Your answer should be a single number: the count of lines in the entries below that contain "unihiker".

◆ Records provided:
◇ ◇ ◇
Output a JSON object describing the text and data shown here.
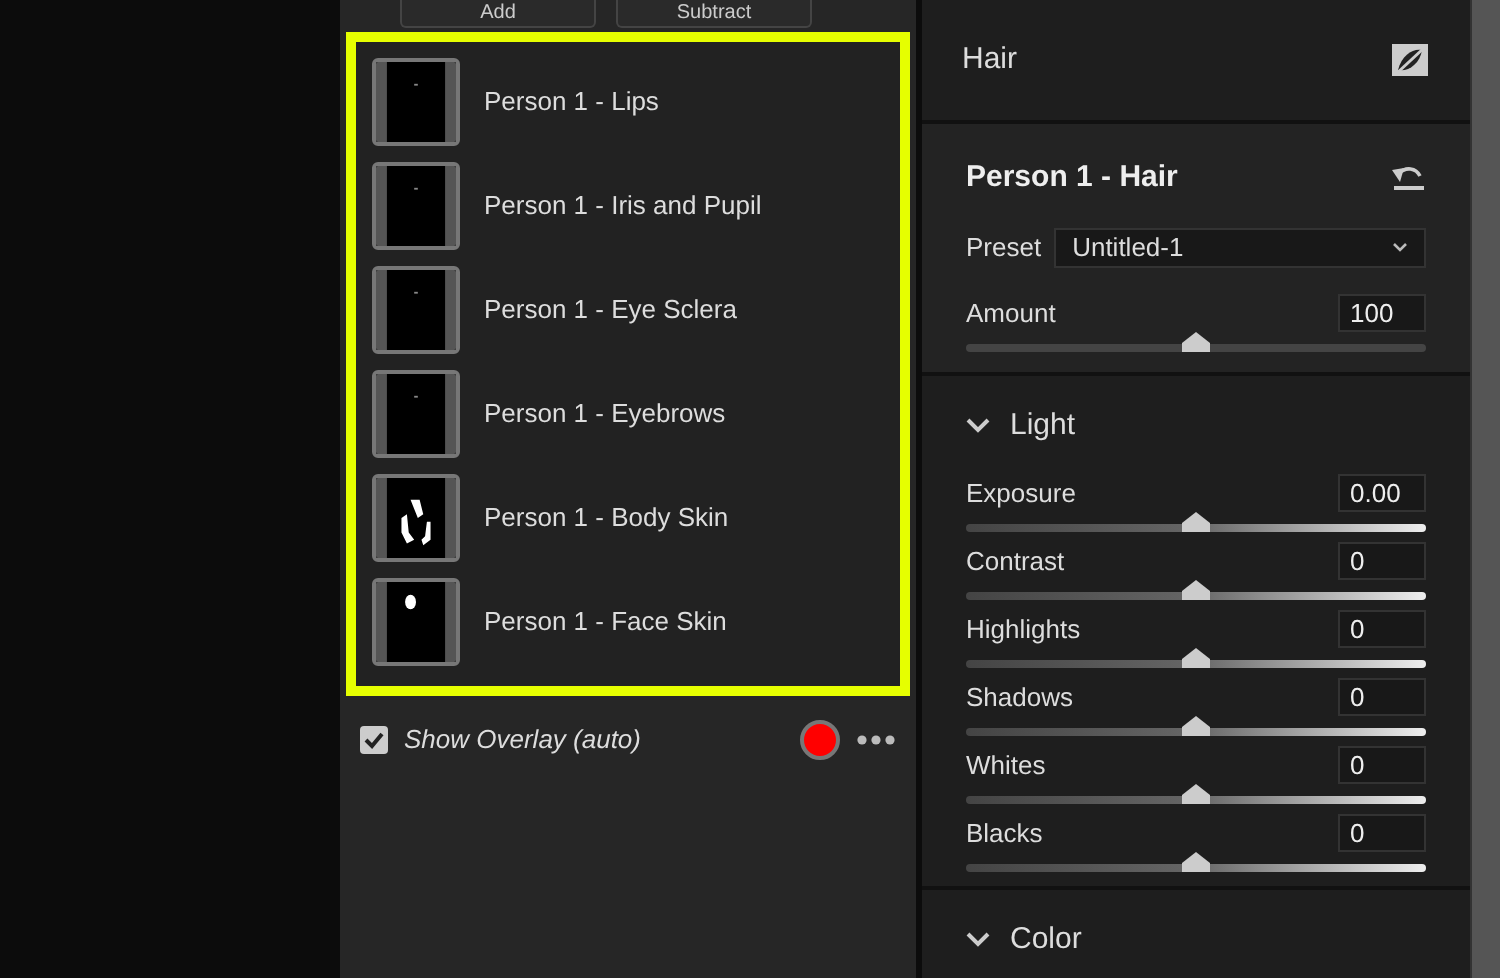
{
  "mask_panel": {
    "buttons": [
      "Add",
      "Subtract"
    ],
    "masks": [
      {
        "label": "Person 1 - Lips",
        "kind": "dot"
      },
      {
        "label": "Person 1 - Iris and Pupil",
        "kind": "dot"
      },
      {
        "label": "Person 1 - Eye Sclera",
        "kind": "dot"
      },
      {
        "label": "Person 1 - Eyebrows",
        "kind": "dot"
      },
      {
        "label": "Person 1 - Body Skin",
        "kind": "body"
      },
      {
        "label": "Person 1 - Face Skin",
        "kind": "face"
      }
    ],
    "show_overlay": {
      "label": "Show Overlay (auto)",
      "checked": true
    },
    "overlay_color": {
      "color": "#ff0000"
    }
  },
  "adjust_panel": {
    "title": "Hair",
    "mask_title": "Person 1 - Hair",
    "preset": {
      "label": "Preset",
      "value": "Untitled-1"
    },
    "amount": {
      "label": "Amount",
      "value": "100",
      "level": 0.5
    },
    "sections": [
      {
        "title": "Light",
        "expanded": true,
        "sliders": [
          {
            "label": "Exposure",
            "value": "0.00",
            "level": 0.5
          },
          {
            "label": "Contrast",
            "value": "0",
            "level": 0.5
          },
          {
            "label": "Highlights",
            "value": "0",
            "level": 0.5
          },
          {
            "label": "Shadows",
            "value": "0",
            "level": 0.5
          },
          {
            "label": "Whites",
            "value": "0",
            "level": 0.5
          },
          {
            "label": "Blacks",
            "value": "0",
            "level": 0.5
          }
        ]
      },
      {
        "title": "Color",
        "expanded": true
      }
    ]
  }
}
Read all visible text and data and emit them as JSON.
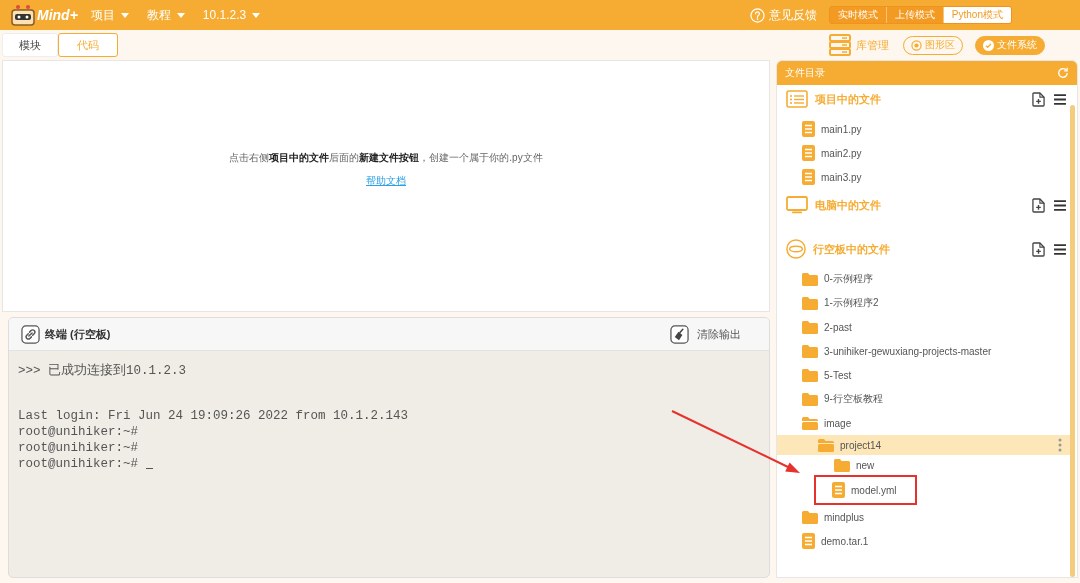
{
  "header": {
    "logo": "Mind+",
    "menus": [
      {
        "label": "项目"
      },
      {
        "label": "教程"
      },
      {
        "label": "10.1.2.3"
      }
    ],
    "feedback": "意见反馈",
    "modes": [
      {
        "label": "实时模式",
        "selected": false
      },
      {
        "label": "上传模式",
        "selected": false
      },
      {
        "label": "Python模式",
        "selected": true
      }
    ]
  },
  "tabs": [
    {
      "label": "模块",
      "selected": false
    },
    {
      "label": "代码",
      "selected": true
    }
  ],
  "toolbar": {
    "library": "库管理",
    "views": [
      {
        "label": "图形区",
        "selected": false
      },
      {
        "label": "文件系统",
        "selected": true
      }
    ]
  },
  "editor": {
    "hint": "点击右侧**项目中的文件**后面的**新建文件按钮**，创建一个属于你的.py文件",
    "help_link": "帮助文档"
  },
  "terminal": {
    "title": "终端 (行空板)",
    "clear_button": "清除输出",
    "blocks": [
      [
        ">>> 已成功连接到10.1.2.3"
      ],
      [
        "Last login: Fri Jun 24 19:09:26 2022 from 10.1.2.143",
        "root@unihiker:~#",
        "root@unihiker:~#",
        "root@unihiker:~#"
      ]
    ],
    "cursor": true
  },
  "file_panel": {
    "title": "文件目录",
    "sections": [
      {
        "kind": "project",
        "title": "项目中的文件",
        "items": [
          {
            "kind": "file",
            "name": "main1.py",
            "selected": false,
            "annotated": false
          },
          {
            "kind": "file",
            "name": "main2.py",
            "selected": false,
            "annotated": false
          },
          {
            "kind": "file",
            "name": "main3.py",
            "selected": false,
            "annotated": false
          }
        ]
      },
      {
        "kind": "computer",
        "title": "电脑中的文件"
      },
      {
        "kind": "board",
        "title": "行空板中的文件",
        "items": [
          {
            "kind": "folder",
            "name": "0-示例程序",
            "expanded": false,
            "selected": false,
            "annotated": false
          },
          {
            "kind": "folder",
            "name": "1-示例程序2",
            "expanded": false,
            "selected": false,
            "annotated": false
          },
          {
            "kind": "folder",
            "name": "2-past",
            "expanded": false,
            "selected": false,
            "annotated": false
          },
          {
            "kind": "folder",
            "name": "3-unihiker-gewuxiang-projects-master",
            "expanded": false,
            "selected": false,
            "annotated": false
          },
          {
            "kind": "folder",
            "name": "5-Test",
            "expanded": false,
            "selected": false,
            "annotated": false
          },
          {
            "kind": "folder",
            "name": "9-行空板教程",
            "expanded": false,
            "selected": false,
            "annotated": false
          },
          {
            "kind": "folder",
            "name": "image",
            "expanded": true,
            "selected": false,
            "annotated": false,
            "children": [
              {
                "kind": "folder",
                "name": "project14",
                "expanded": true,
                "selected": true,
                "annotated": false,
                "children": [
                  {
                    "kind": "folder",
                    "name": "new",
                    "expanded": false,
                    "selected": false,
                    "annotated": false
                  },
                  {
                    "kind": "file",
                    "name": "model.yml",
                    "selected": false,
                    "annotated": true
                  }
                ]
              }
            ]
          },
          {
            "kind": "folder",
            "name": "mindplus",
            "expanded": false,
            "selected": false,
            "annotated": false
          },
          {
            "kind": "file",
            "name": "demo.tar.1",
            "selected": false,
            "annotated": false
          }
        ]
      }
    ]
  }
}
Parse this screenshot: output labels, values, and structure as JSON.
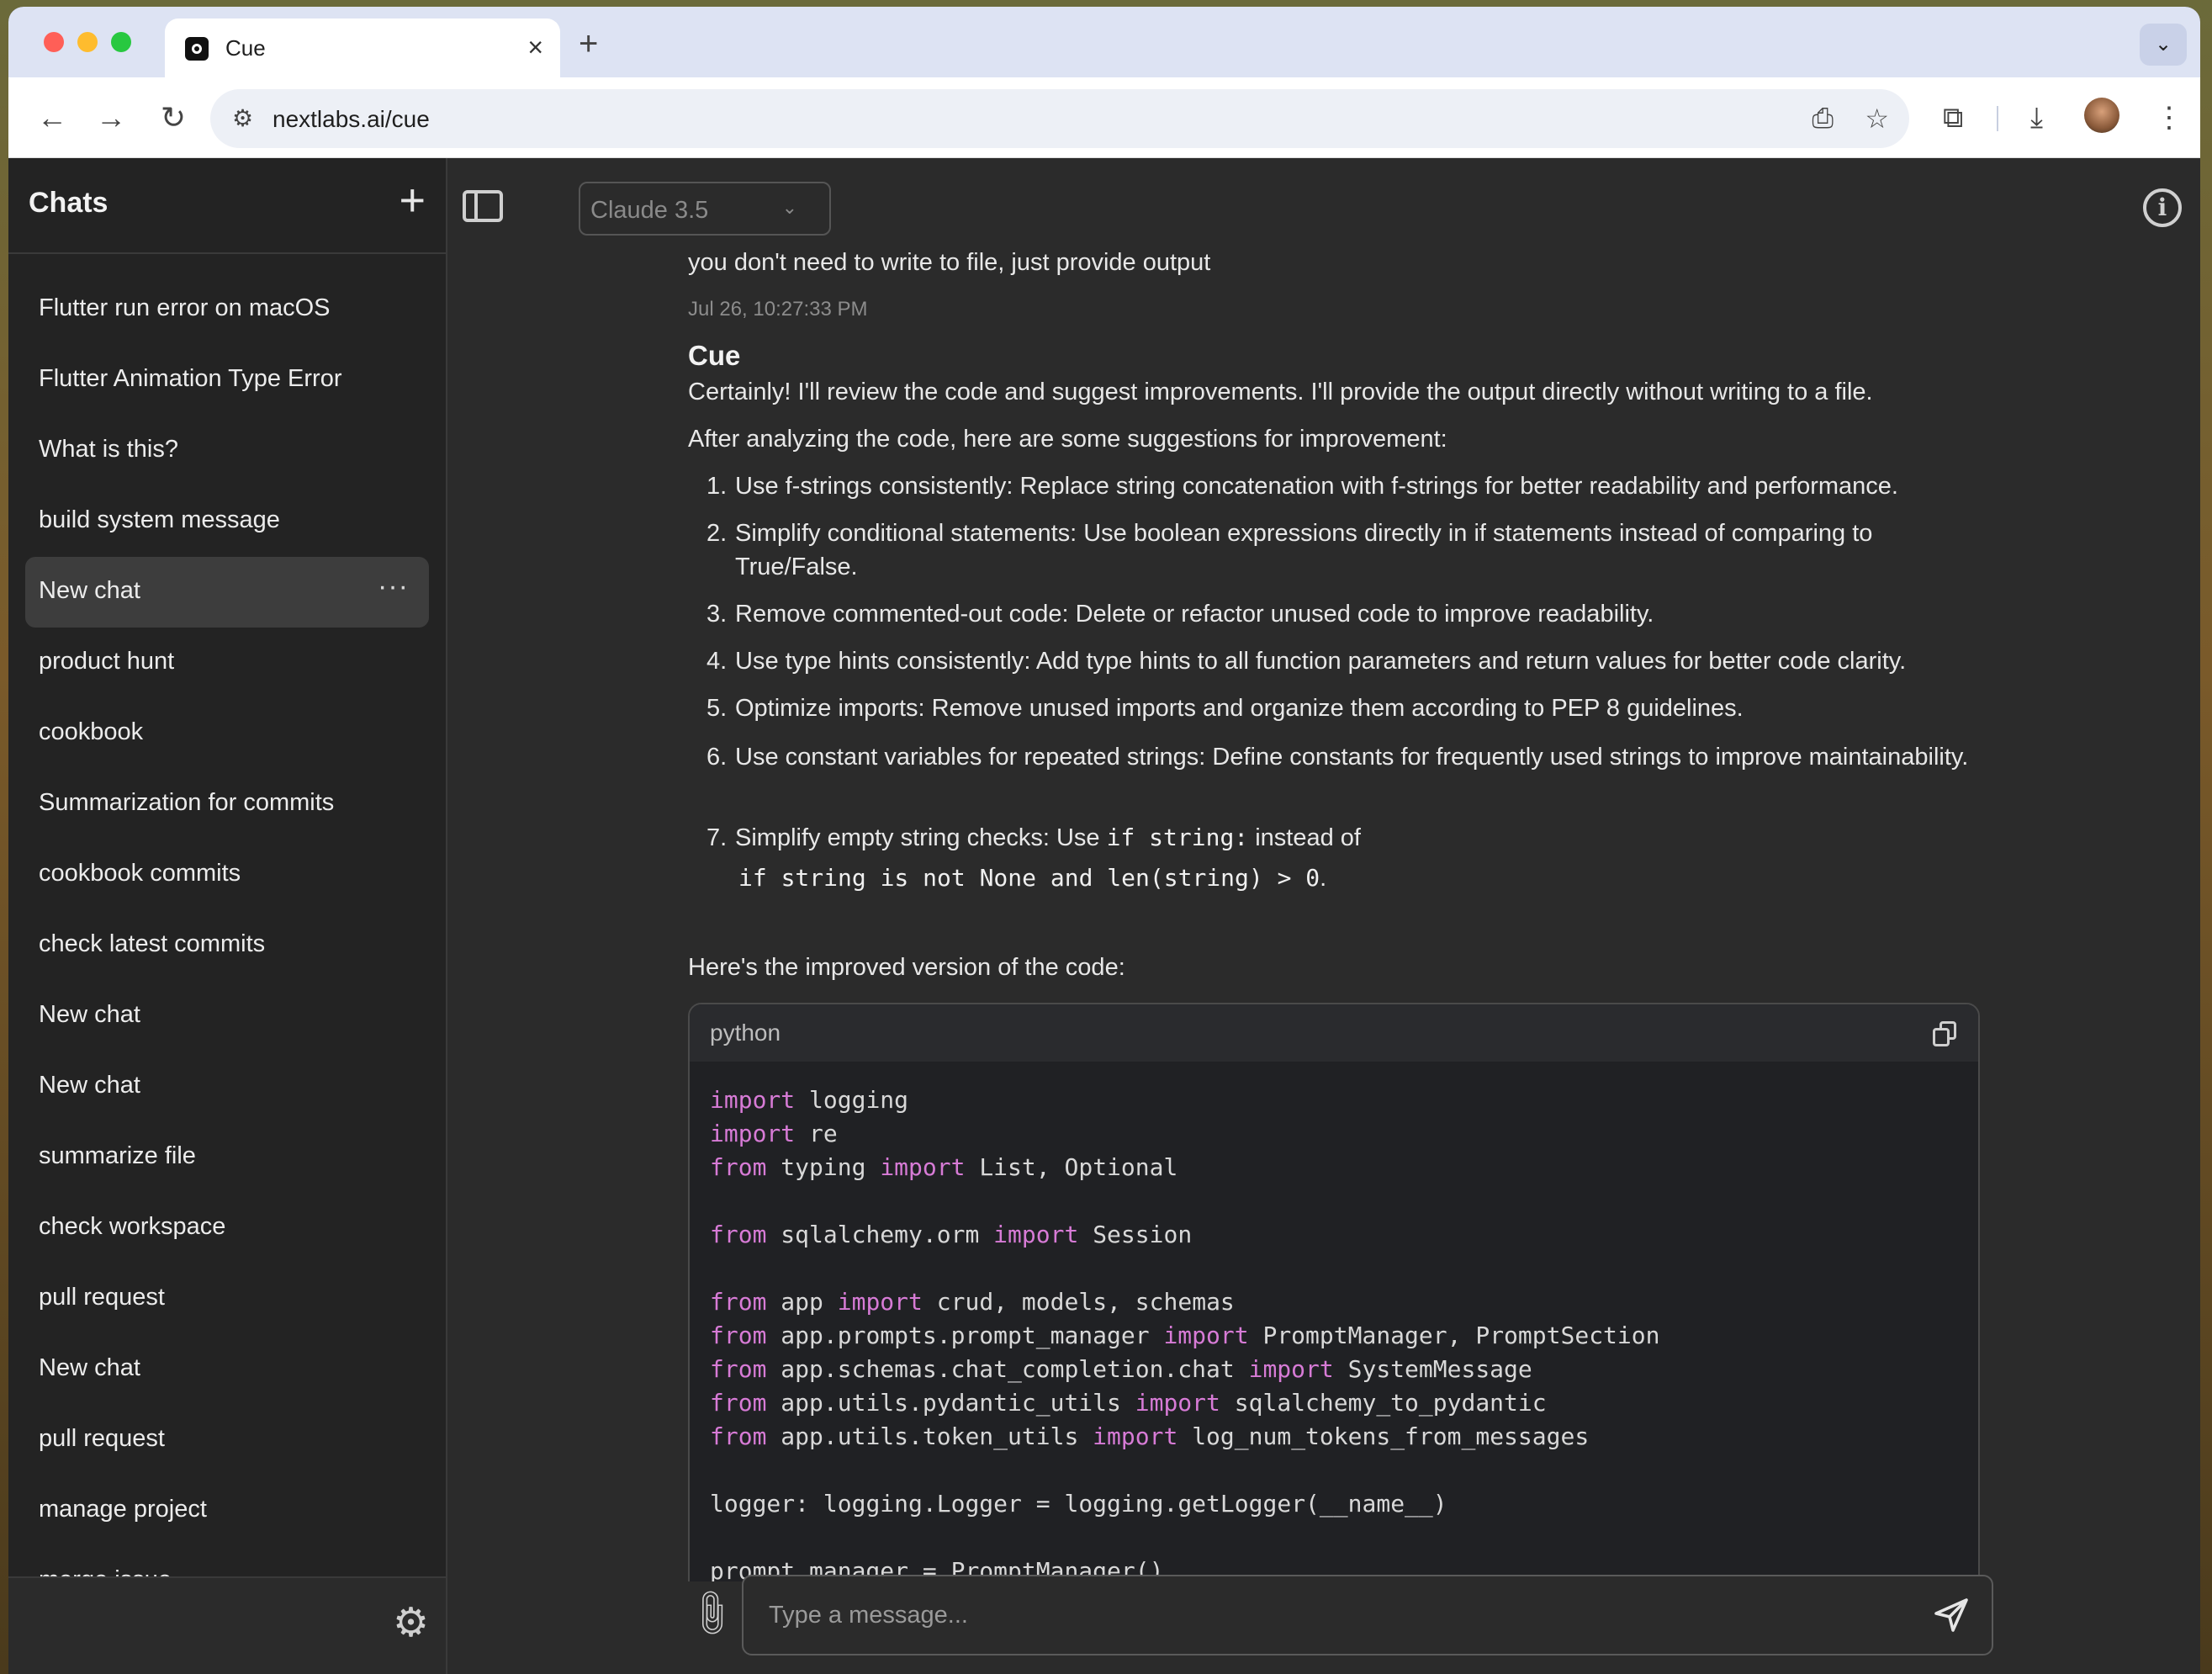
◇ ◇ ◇
◆ The completed task: 4